# WHAT YOU NEED TO DO
A word-for-word retyping of the listing below is required, with the pictures dropped.

# SOURCE MATERIAL
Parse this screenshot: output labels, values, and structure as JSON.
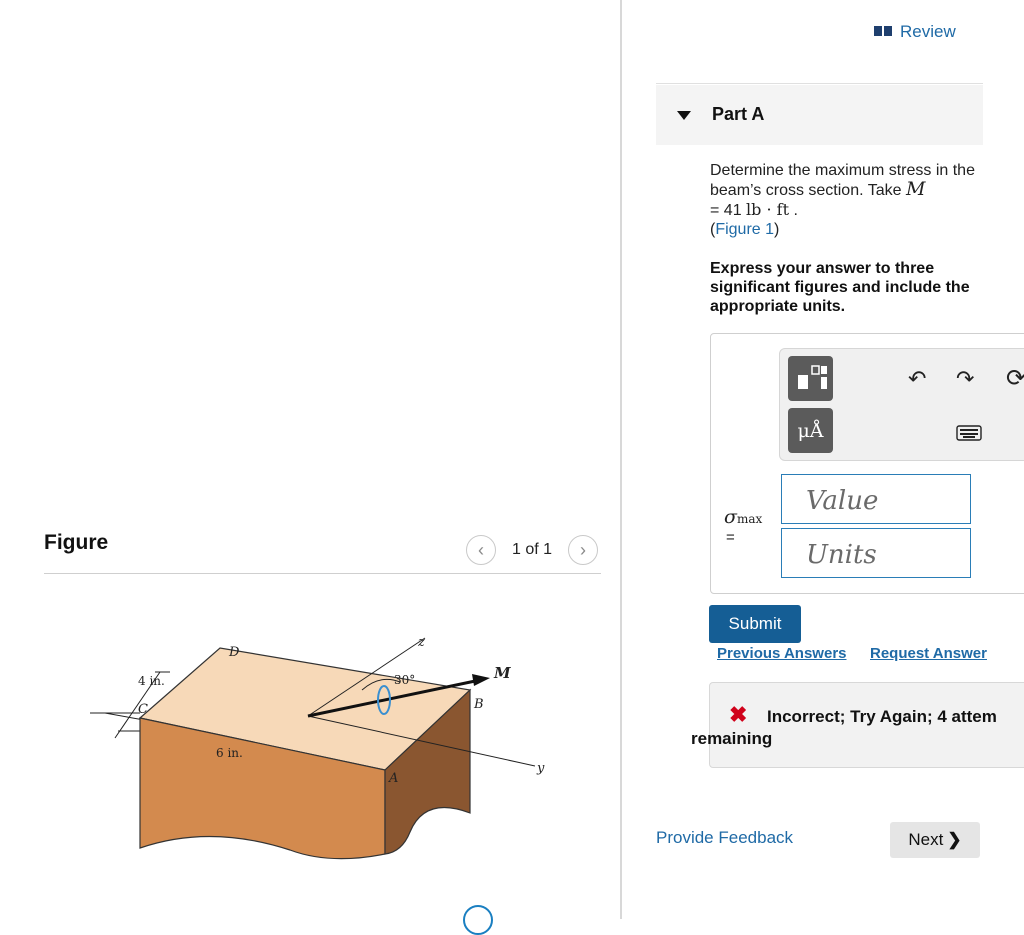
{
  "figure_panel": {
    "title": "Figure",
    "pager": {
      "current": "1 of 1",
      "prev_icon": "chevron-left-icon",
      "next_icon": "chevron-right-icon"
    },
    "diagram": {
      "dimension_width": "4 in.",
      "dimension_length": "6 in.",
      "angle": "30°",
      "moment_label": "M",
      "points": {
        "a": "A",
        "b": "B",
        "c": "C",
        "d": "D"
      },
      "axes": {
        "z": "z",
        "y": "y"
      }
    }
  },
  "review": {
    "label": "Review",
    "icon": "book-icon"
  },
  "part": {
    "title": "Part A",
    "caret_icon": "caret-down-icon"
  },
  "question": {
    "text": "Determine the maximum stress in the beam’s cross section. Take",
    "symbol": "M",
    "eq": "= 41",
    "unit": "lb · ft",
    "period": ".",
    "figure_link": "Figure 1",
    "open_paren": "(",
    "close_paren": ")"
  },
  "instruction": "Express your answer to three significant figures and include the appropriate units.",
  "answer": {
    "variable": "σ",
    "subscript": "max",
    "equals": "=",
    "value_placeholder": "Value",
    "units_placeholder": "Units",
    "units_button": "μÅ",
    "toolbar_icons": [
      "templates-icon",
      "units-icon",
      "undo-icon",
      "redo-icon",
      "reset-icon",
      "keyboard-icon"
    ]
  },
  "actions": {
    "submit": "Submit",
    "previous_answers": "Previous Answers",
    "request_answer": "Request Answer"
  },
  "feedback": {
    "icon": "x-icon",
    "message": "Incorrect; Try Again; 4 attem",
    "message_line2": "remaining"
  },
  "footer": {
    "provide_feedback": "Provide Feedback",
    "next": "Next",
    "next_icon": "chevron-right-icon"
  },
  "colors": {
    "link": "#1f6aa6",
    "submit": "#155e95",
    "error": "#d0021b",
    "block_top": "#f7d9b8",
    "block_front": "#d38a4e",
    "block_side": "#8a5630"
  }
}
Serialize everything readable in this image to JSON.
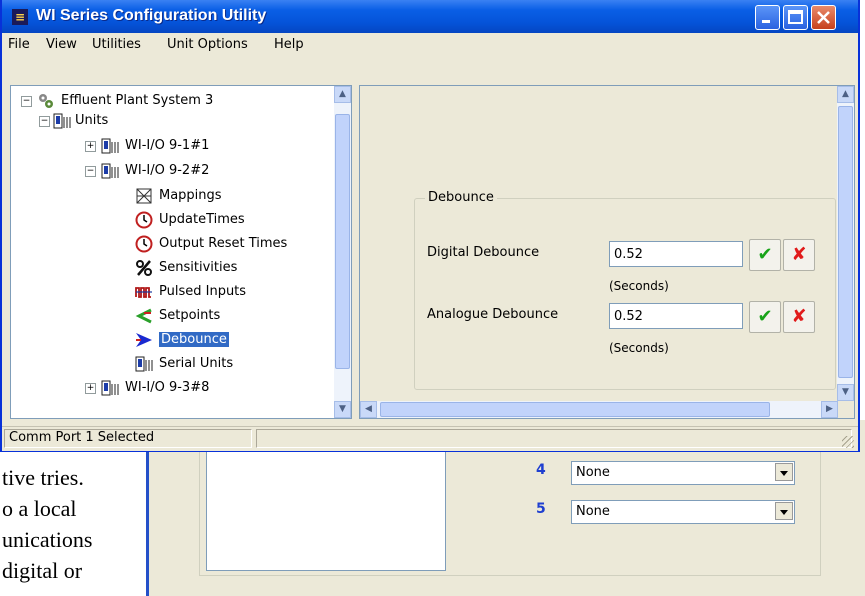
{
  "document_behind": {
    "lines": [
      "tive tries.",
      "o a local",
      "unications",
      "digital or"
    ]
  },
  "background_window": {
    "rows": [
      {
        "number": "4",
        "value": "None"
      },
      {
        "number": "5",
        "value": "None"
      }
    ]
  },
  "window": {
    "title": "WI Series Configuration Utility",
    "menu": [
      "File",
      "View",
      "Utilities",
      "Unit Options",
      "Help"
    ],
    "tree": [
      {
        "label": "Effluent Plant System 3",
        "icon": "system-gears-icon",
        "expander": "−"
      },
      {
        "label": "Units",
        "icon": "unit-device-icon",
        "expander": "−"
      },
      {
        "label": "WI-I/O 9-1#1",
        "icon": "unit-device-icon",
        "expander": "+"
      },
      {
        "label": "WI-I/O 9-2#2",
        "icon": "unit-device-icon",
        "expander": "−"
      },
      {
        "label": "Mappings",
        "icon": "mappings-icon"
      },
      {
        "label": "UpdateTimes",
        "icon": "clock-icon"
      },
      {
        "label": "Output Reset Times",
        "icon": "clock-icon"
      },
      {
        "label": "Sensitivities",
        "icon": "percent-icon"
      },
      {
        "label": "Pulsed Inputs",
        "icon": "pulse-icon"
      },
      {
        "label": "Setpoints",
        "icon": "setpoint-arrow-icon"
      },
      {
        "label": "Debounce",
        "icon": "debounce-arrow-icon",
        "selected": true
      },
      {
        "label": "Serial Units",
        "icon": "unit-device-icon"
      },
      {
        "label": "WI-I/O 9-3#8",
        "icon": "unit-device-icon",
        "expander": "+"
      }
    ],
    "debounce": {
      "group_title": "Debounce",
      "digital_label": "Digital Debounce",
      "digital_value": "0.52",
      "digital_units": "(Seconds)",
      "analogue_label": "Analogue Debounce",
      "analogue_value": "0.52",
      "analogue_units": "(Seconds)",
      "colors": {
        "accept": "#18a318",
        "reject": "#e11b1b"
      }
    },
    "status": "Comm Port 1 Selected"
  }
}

# OUTPUT BELOW
Parse this screenshot: output labels, values, and structure as JSON.
{
  "figure_panel": {
    "title": "Figure",
    "pager": {
      "current": "1 of 1",
      "prev_icon": "chevron-left-icon",
      "next_icon": "chevron-right-icon"
    },
    "diagram": {
      "dimension_width": "4 in.",
      "dimension_length": "6 in.",
      "angle": "30°",
      "moment_label": "M",
      "points": {
        "a": "A",
        "b": "B",
        "c": "C",
        "d": "D"
      },
      "axes": {
        "z": "z",
        "y": "y"
      }
    }
  },
  "review": {
    "label": "Review",
    "icon": "book-icon"
  },
  "part": {
    "title": "Part A",
    "caret_icon": "caret-down-icon"
  },
  "question": {
    "text": "Determine the maximum stress in the beam’s cross section. Take",
    "symbol": "M",
    "eq": "= 41",
    "unit": "lb · ft",
    "period": ".",
    "figure_link": "Figure 1",
    "open_paren": "(",
    "close_paren": ")"
  },
  "instruction": "Express your answer to three significant figures and include the appropriate units.",
  "answer": {
    "variable": "σ",
    "subscript": "max",
    "equals": "=",
    "value_placeholder": "Value",
    "units_placeholder": "Units",
    "units_button": "μÅ",
    "toolbar_icons": [
      "templates-icon",
      "units-icon",
      "undo-icon",
      "redo-icon",
      "reset-icon",
      "keyboard-icon"
    ]
  },
  "actions": {
    "submit": "Submit",
    "previous_answers": "Previous Answers",
    "request_answer": "Request Answer"
  },
  "feedback": {
    "icon": "x-icon",
    "message": "Incorrect; Try Again; 4 attem",
    "message_line2": "remaining"
  },
  "footer": {
    "provide_feedback": "Provide Feedback",
    "next": "Next",
    "next_icon": "chevron-right-icon"
  },
  "colors": {
    "link": "#1f6aa6",
    "submit": "#155e95",
    "error": "#d0021b",
    "block_top": "#f7d9b8",
    "block_front": "#d38a4e",
    "block_side": "#8a5630"
  }
}
Serialize everything readable in this image to JSON.
{
  "document_behind": {
    "lines": [
      "tive tries.",
      "o a local",
      "unications",
      "digital or"
    ]
  },
  "background_window": {
    "rows": [
      {
        "number": "4",
        "value": "None"
      },
      {
        "number": "5",
        "value": "None"
      }
    ]
  },
  "window": {
    "title": "WI Series Configuration Utility",
    "menu": [
      "File",
      "View",
      "Utilities",
      "Unit Options",
      "Help"
    ],
    "tree": [
      {
        "label": "Effluent Plant System 3",
        "icon": "system-gears-icon",
        "expander": "−"
      },
      {
        "label": "Units",
        "icon": "unit-device-icon",
        "expander": "−"
      },
      {
        "label": "WI-I/O 9-1#1",
        "icon": "unit-device-icon",
        "expander": "+"
      },
      {
        "label": "WI-I/O 9-2#2",
        "icon": "unit-device-icon",
        "expander": "−"
      },
      {
        "label": "Mappings",
        "icon": "mappings-icon"
      },
      {
        "label": "UpdateTimes",
        "icon": "clock-icon"
      },
      {
        "label": "Output Reset Times",
        "icon": "clock-icon"
      },
      {
        "label": "Sensitivities",
        "icon": "percent-icon"
      },
      {
        "label": "Pulsed Inputs",
        "icon": "pulse-icon"
      },
      {
        "label": "Setpoints",
        "icon": "setpoint-arrow-icon"
      },
      {
        "label": "Debounce",
        "icon": "debounce-arrow-icon",
        "selected": true
      },
      {
        "label": "Serial Units",
        "icon": "unit-device-icon"
      },
      {
        "label": "WI-I/O 9-3#8",
        "icon": "unit-device-icon",
        "expander": "+"
      }
    ],
    "debounce": {
      "group_title": "Debounce",
      "digital_label": "Digital Debounce",
      "digital_value": "0.52",
      "digital_units": "(Seconds)",
      "analogue_label": "Analogue Debounce",
      "analogue_value": "0.52",
      "analogue_units": "(Seconds)",
      "colors": {
        "accept": "#18a318",
        "reject": "#e11b1b"
      }
    },
    "status": "Comm Port 1 Selected"
  }
}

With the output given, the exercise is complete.